Problem description: Search the data for the string "JSON" and extract every line where it appears.

● ● ●

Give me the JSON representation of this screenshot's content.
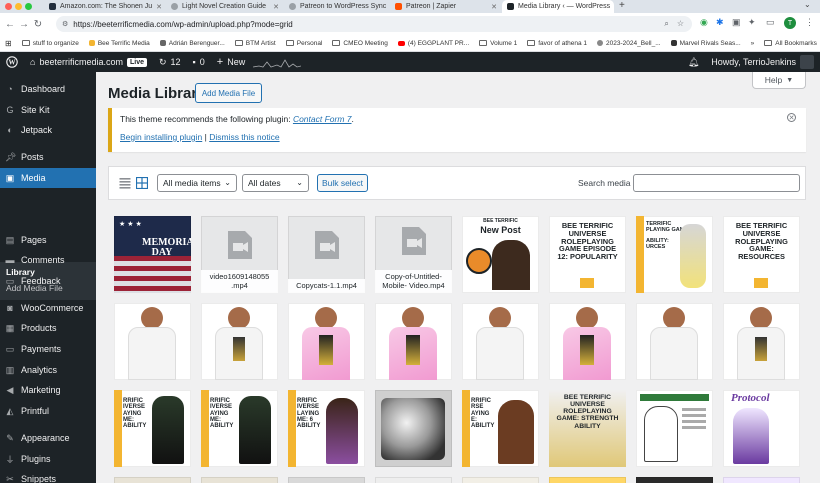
{
  "browser": {
    "tabs": [
      {
        "title": "Amazon.com: The Shonen Ju",
        "fav_color": "#232f3e"
      },
      {
        "title": "Light Novel Creation Guide",
        "fav_color": "#888888"
      },
      {
        "title": "Patreon to WordPress Sync",
        "fav_color": "#888888"
      },
      {
        "title": "Patreon | Zapier",
        "fav_color": "#ff4f00"
      },
      {
        "title": "Media Library ‹ — WordPress",
        "fav_color": "#1d2327"
      }
    ],
    "url": "https://beeterrificmedia.com/wp-admin/upload.php?mode=grid",
    "bookmarks": [
      "stuff to organize",
      "Bee Terrific Media",
      "Adrián Berenguer...",
      "BTM Artist",
      "Personal",
      "CMEO Meeting",
      "(4) EGGPLANT PR...",
      "Volume 1",
      "favor of athena 1",
      "2023-2024_Bell_...",
      "Marvel Rivals Seas..."
    ],
    "all_bookmarks": "All Bookmarks",
    "profile_letter": "T"
  },
  "adminbar": {
    "site_name": "beeterrificmedia.com",
    "live": "Live",
    "updates": "12",
    "comments": "0",
    "new": "New",
    "howdy": "Howdy, TerrioJenkins"
  },
  "sidebar": {
    "items": [
      {
        "label": "Dashboard",
        "icon": "gauge-icon"
      },
      {
        "label": "Site Kit",
        "icon": "sitekit-icon"
      },
      {
        "label": "Jetpack",
        "icon": "jetpack-icon"
      },
      {
        "label": "Posts",
        "icon": "pin-icon"
      },
      {
        "label": "Media",
        "icon": "media-icon"
      },
      {
        "label": "Pages",
        "icon": "page-icon"
      },
      {
        "label": "Comments",
        "icon": "comment-icon"
      },
      {
        "label": "Feedback",
        "icon": "feedback-icon"
      },
      {
        "label": "WooCommerce",
        "icon": "woo-icon"
      },
      {
        "label": "Products",
        "icon": "product-icon"
      },
      {
        "label": "Payments",
        "icon": "payments-icon"
      },
      {
        "label": "Analytics",
        "icon": "analytics-icon"
      },
      {
        "label": "Marketing",
        "icon": "megaphone-icon"
      },
      {
        "label": "Printful",
        "icon": "printful-icon"
      },
      {
        "label": "Appearance",
        "icon": "brush-icon"
      },
      {
        "label": "Plugins",
        "icon": "plugin-icon"
      },
      {
        "label": "Snippets",
        "icon": "snippet-icon"
      }
    ],
    "submenu": {
      "library": "Library",
      "add_media_file": "Add Media File"
    }
  },
  "main": {
    "title": "Media Library",
    "add_media_button": "Add Media File",
    "help": "Help",
    "notice": {
      "text": "This theme recommends the following plugin:",
      "plugin": "Contact Form 7",
      "begin": "Begin installing plugin",
      "separator": "|",
      "dismiss": "Dismiss this notice"
    },
    "filters": {
      "type": "All media items",
      "date": "All dates",
      "bulk": "Bulk select",
      "search_label": "Search media"
    },
    "tiles": {
      "memorial": {
        "line1": "MEMORIAL",
        "line2": "DAY"
      },
      "video1": "video1609148055 .mp4",
      "video2": "Copycats-1.1.mp4",
      "video3": "Copy-of-Untitled- Mobile- Video.mp4",
      "newpost": {
        "brand": "BEE TERRIFIC",
        "title": "New Post"
      },
      "ep12": {
        "title": "BEE TERRIFIC UNIVERSE ROLEPLAYING GAME EPISODE 12: POPULARITY"
      },
      "game_fragment": {
        "l1": "TERRIFIC",
        "l2": "PLAYING GAME",
        "l3": "ABILITY:",
        "l4": "URCES"
      },
      "resources": {
        "title": "BEE TERRIFIC UNIVERSE ROLEPLAYING GAME: RESOURCES"
      },
      "row3_frag1": {
        "t": "RRIFIC IVERSE AYING ME: ABILITY"
      },
      "row3_frag2": {
        "t": "RRIFIC IVERSE AYING ME: ABILITY"
      },
      "row3_frag3": {
        "t": "RRIFIC IVERSE LAYING ME: 6 ABILITY"
      },
      "row3_frag6": {
        "t": "RRIFIC RSE AYING E: ABILITY"
      },
      "strength": {
        "title": "BEE TERRIFIC UNIVERSE ROLEPLAYING GAME: STRENGTH ABILITY"
      },
      "protocol": {
        "title": "Protocol"
      }
    }
  },
  "colors": {
    "accent": "#2271b1",
    "admin_dark": "#1d2327",
    "notice_border": "#dba617",
    "brand_yellow": "#f3b531"
  }
}
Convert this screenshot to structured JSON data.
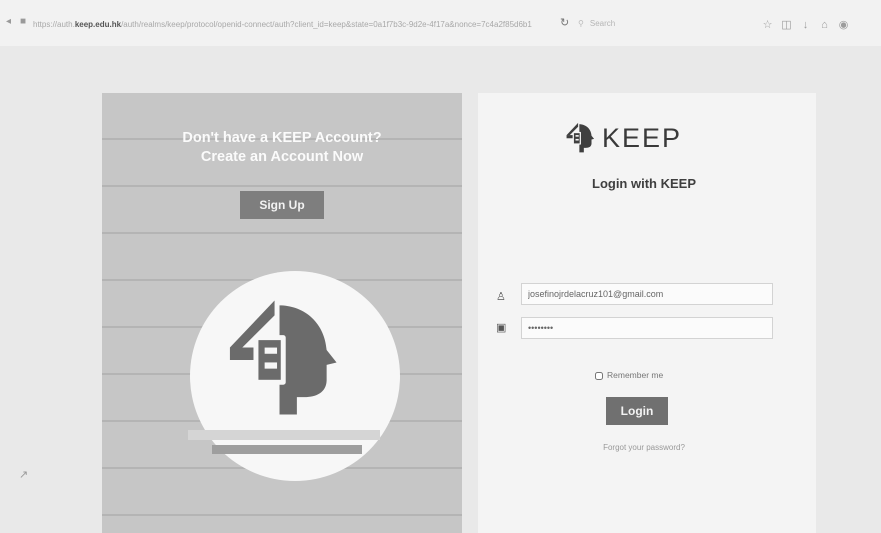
{
  "browser": {
    "url_prefix": "https://auth.",
    "url_domain": "keep.edu.hk",
    "url_path": "/auth/realms/keep/protocol/openid-connect/auth?client_id=keep&state=0a1f7b3c-9d2e-4f17a&nonce=7c4a2f85d6b1",
    "search_placeholder": "Search",
    "icons": [
      "back-icon",
      "lock-icon",
      "reload-icon",
      "search-icon",
      "star-icon",
      "library-icon",
      "download-icon",
      "home-icon",
      "shield-icon"
    ]
  },
  "promo": {
    "line1": "Don't have a KEEP Account?",
    "line2": "Create an Account Now",
    "signup_label": "Sign Up"
  },
  "login": {
    "brand_name": "KEEP",
    "title": "Login with KEEP",
    "email_value": "josefinojrdelacruz101@gmail.com",
    "password_value": "••••••••",
    "remember_label": "Remember me",
    "login_label": "Login",
    "forgot_label": "Forgot your password?"
  },
  "colors": {
    "panel_gray": "#c6c6c6",
    "button_gray": "#707070",
    "background": "#e9e9e9"
  }
}
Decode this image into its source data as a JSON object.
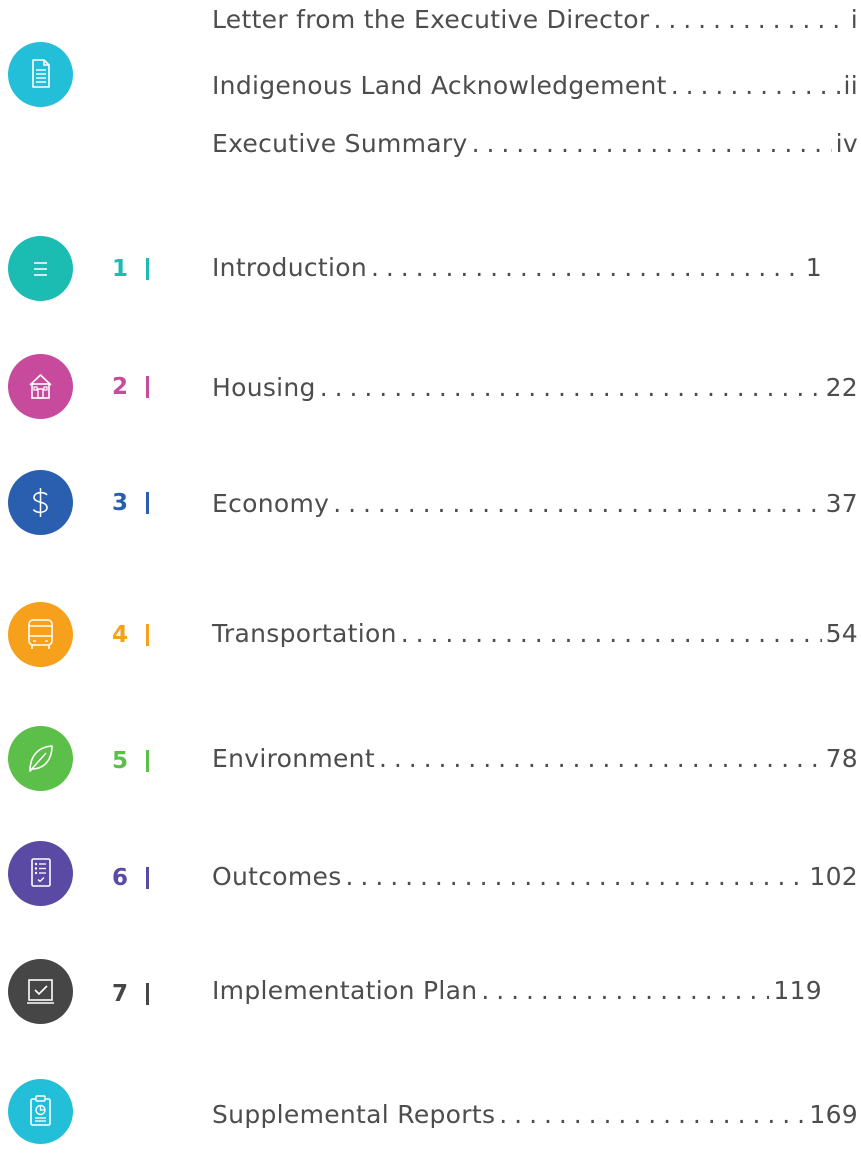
{
  "front_matter": {
    "items": [
      {
        "title": "Letter from the Executive Director",
        "page": "i"
      },
      {
        "title": "Indigenous Land Acknowledgement",
        "page": "ii"
      },
      {
        "title": "Executive Summary",
        "page": "iv"
      }
    ],
    "icon": "document-icon",
    "icon_color": "#23bfd9"
  },
  "chapters": [
    {
      "number": "1",
      "title": "Introduction",
      "page": "1",
      "color": "#1bbcb2",
      "icon": "list-icon"
    },
    {
      "number": "2",
      "title": "Housing",
      "page": "22",
      "color": "#c84a9c",
      "icon": "house-icon"
    },
    {
      "number": "3",
      "title": "Economy",
      "page": "37",
      "color": "#2a5fb0",
      "icon": "dollar-icon"
    },
    {
      "number": "4",
      "title": "Transportation",
      "page": "54",
      "color": "#f7a01c",
      "icon": "bus-icon"
    },
    {
      "number": "5",
      "title": "Environment",
      "page": "78",
      "color": "#5cbf4a",
      "icon": "leaf-icon"
    },
    {
      "number": "6",
      "title": "Outcomes",
      "page": "102",
      "color": "#5b4aa3",
      "icon": "checklist-icon"
    },
    {
      "number": "7",
      "title": "Implementation Plan",
      "page": "119",
      "color": "#464646",
      "icon": "checkbox-icon"
    }
  ],
  "supplemental": {
    "title": "Supplemental Reports",
    "page": "169",
    "color": "#23bfd9",
    "icon": "clipboard-chart-icon"
  }
}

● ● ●

Output of the task:
Give me the JSON representation of this screenshot's content.
Convert this screenshot to structured JSON data.
Decode this image into its source data as a JSON object.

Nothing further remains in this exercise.